Pierre-Simon Laplace Biography, Life, Interesting Facts
Died On :
Also Known For :
Birth Place :
Childhood And Early Life
French mathematician and astronomer Pierre-Simon Laplace was born in the village of Beaumont-en-Auge in Normandy, France on the 23 March 1749. His parents were Pierre de Laplace and Marie-Anne Sochon.
Pierre-Simon Laplace was a pupil at the local Benedictine priory school in Beaumont-en-Auge until age sixteen. He was then enrolled at Caen University to study theology, but instead, after two years, his exceptional aptitude for mathematics was discovered by two of his teachers.
Rise To Stardom
Deciding to focus on mathematics, Pierre-Simon Laplace left Caen University without completing his theology degree. He went to Paris with a letter of introduction to French mathematician Jean le Rond d'Alembert. D’Alembert took an interest in Laplace after reading his paper discussing the principles of mechanics. The result of this interest led to Laplace securing a position as professor of mathematics at the Military School of Paris.
Pierre-Simon Laplace became a member of the French Academy of Sciences when he was twenty-four years old. From 1771 until 1787 he immersed himself with research into astronomy. In 1773 he was able to demonstrate that planetary motions are stable and followed this up with several papers on the subject.
He worked with the chemist Antoine Lavoisier on some projects and in 1880 published Memoir on Heat, focusing on the kinetic theory of molecular motion. By the mid-1880s he held a senior position at the Academy of Sciences.
In 1784-1787 he published a memoir on Jupiter and Saturn relating to planetary motion.

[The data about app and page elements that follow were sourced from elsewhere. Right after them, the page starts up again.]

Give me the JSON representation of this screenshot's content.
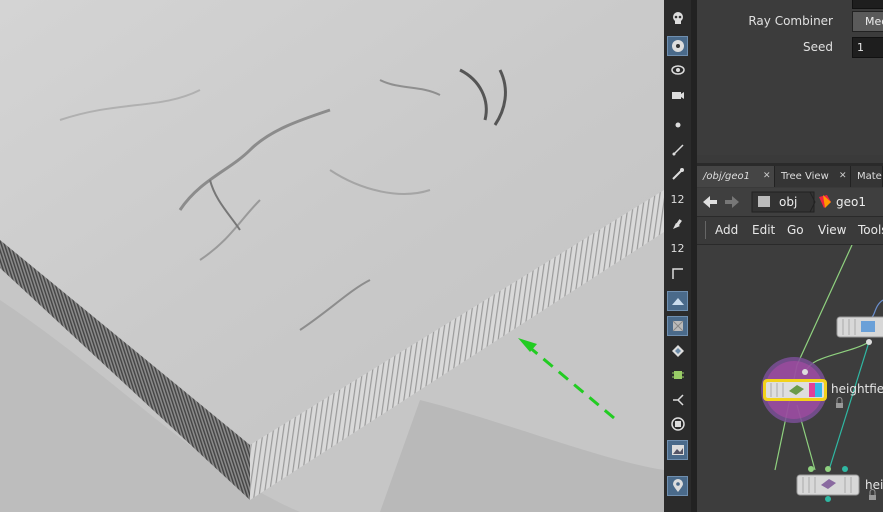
{
  "viewport": {
    "annotation_arrow_color": "#22cc22"
  },
  "toolbar": {
    "tools": [
      {
        "icon": "skull-icon"
      },
      {
        "icon": "select-icon"
      },
      {
        "icon": "view-icon"
      },
      {
        "icon": "camera-icon"
      },
      {
        "icon": "point-icon"
      },
      {
        "icon": "edge-icon"
      },
      {
        "icon": "pin-icon"
      },
      {
        "icon": "snap-12-icon",
        "text": "12"
      },
      {
        "icon": "brush-icon"
      },
      {
        "icon": "snap-12b-icon",
        "text": "12"
      },
      {
        "icon": "corner-icon"
      },
      {
        "icon": "shaded-icon"
      },
      {
        "icon": "texture-icon"
      },
      {
        "icon": "diamond-icon"
      },
      {
        "icon": "bug-icon"
      },
      {
        "icon": "branch-icon"
      },
      {
        "icon": "record-icon"
      },
      {
        "icon": "image-icon"
      },
      {
        "icon": "location-icon"
      }
    ]
  },
  "params": {
    "ray_combiner_label": "Ray Combiner",
    "ray_combiner_value": "Med",
    "seed_label": "Seed",
    "seed_value": "1"
  },
  "tabs": [
    {
      "label": "/obj/geo1"
    },
    {
      "label": "Tree View"
    },
    {
      "label": "Mater"
    }
  ],
  "pathbar": {
    "obj": "obj",
    "geo": "geo1"
  },
  "menus": [
    "Add",
    "Edit",
    "Go",
    "View",
    "Tools"
  ],
  "network": {
    "node_main_label": "heightfie",
    "node_bottom_label": "hei",
    "selected_color": "#f2d21b",
    "wire_color": "#8fd17f",
    "wire_color_teal": "#2fb8a3"
  }
}
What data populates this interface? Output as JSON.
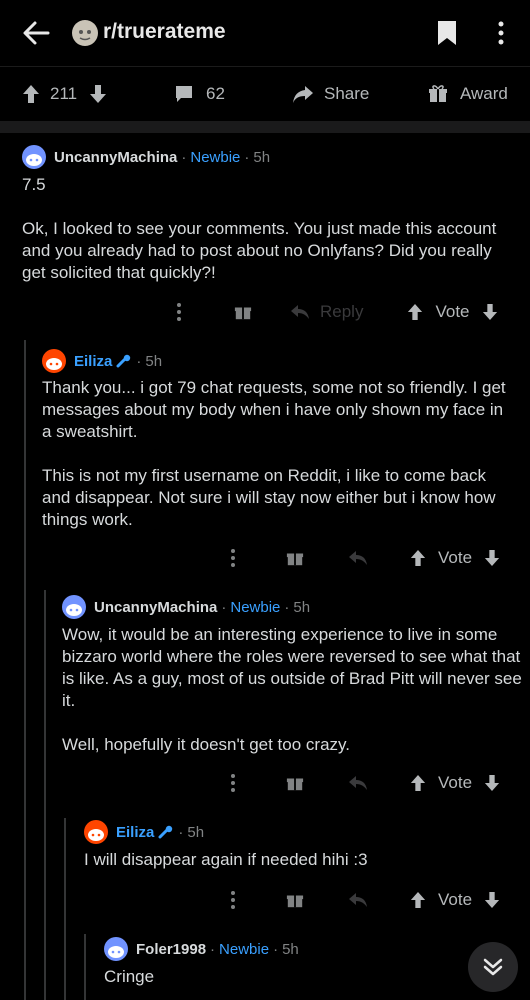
{
  "header": {
    "subreddit": "r/truerateme"
  },
  "post_actions": {
    "upvotes": "211",
    "comments": "62",
    "share": "Share",
    "award": "Award"
  },
  "comments": [
    {
      "user": "UncannyMachina",
      "flair": "Newbie",
      "time": "5h",
      "body": "7.5\n\nOk, I looked to see your comments. You just made this account and you already had to post about no Onlyfans? Did you really get solicited that quickly?!",
      "reply": "Reply",
      "vote": "Vote"
    },
    {
      "user": "Eiliza",
      "time": "5h",
      "body": "Thank you... i got 79 chat requests, some not so friendly. I get messages about my body when i have only shown my face in a sweatshirt.\n\nThis is not my first username on Reddit, i like to come back and disappear. Not sure i will stay now either but i know how things work.",
      "vote": "Vote"
    },
    {
      "user": "UncannyMachina",
      "flair": "Newbie",
      "time": "5h",
      "body": "Wow, it would be an interesting experience to live in some bizzaro world where the roles were reversed to see what that is like. As a guy, most of us outside of Brad Pitt will never see  it.\n\nWell, hopefully it doesn't get too crazy.",
      "vote": "Vote"
    },
    {
      "user": "Eiliza",
      "time": "5h",
      "body": "I will disappear again if needed hihi :3",
      "vote": "Vote"
    },
    {
      "user": "Foler1998",
      "flair": "Newbie",
      "time": "5h",
      "body": "Cringe"
    }
  ],
  "colors": {
    "accent": "#3aa0ff",
    "op_avatar": "#ff4500",
    "user_avatar": "#7193ff"
  }
}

In 1787 he published an explanation relating to the Earth’s orbit, lunar acceleration, the stability of the Solar System and gravitational attraction. In 1812 he released his paper on probability.
Awards And Achievements
Pierre-Simon Laplace became a fellow of the Royal Society in 1789, a member of the Royal Swedish Academy of Sciences in 1806, fellow of the Royal Society of Edinburgh in 1813 and in 1822 the American Academy of Arts and Sciences made him a Foreign Honorary Member.
He is commemorated on the Eiffel Tower. When Gustave Eiffel built the tower, he set plaques at the first stage honoring seventy-two French scientists and included Laplace. In Paris, Rue Laplace is named in his honor.
His major publication was Celestial Mechanics (1799-1825).
Pierre-Simon Laplace married Marie-Charlotte de Courty de Romanges in 1788. The couple had two children: Charles and Sophie-Suzanne. Their daughter who had married the Marquis de Portes died in childbirth in 1813. Charles lived a long life but had no children, and it is through Sophie-Suzanne's child that the descendants originate.
He was made a count in 1806 during the First French Empire and in 1817, a marquis. There was criticism that self-interest he to changed political sides during the turbulent political times he lived through and that by the end of his life he had few friends in politics.
Pierre-Simon Laplace died at the age of seventy-seven in Paris, France.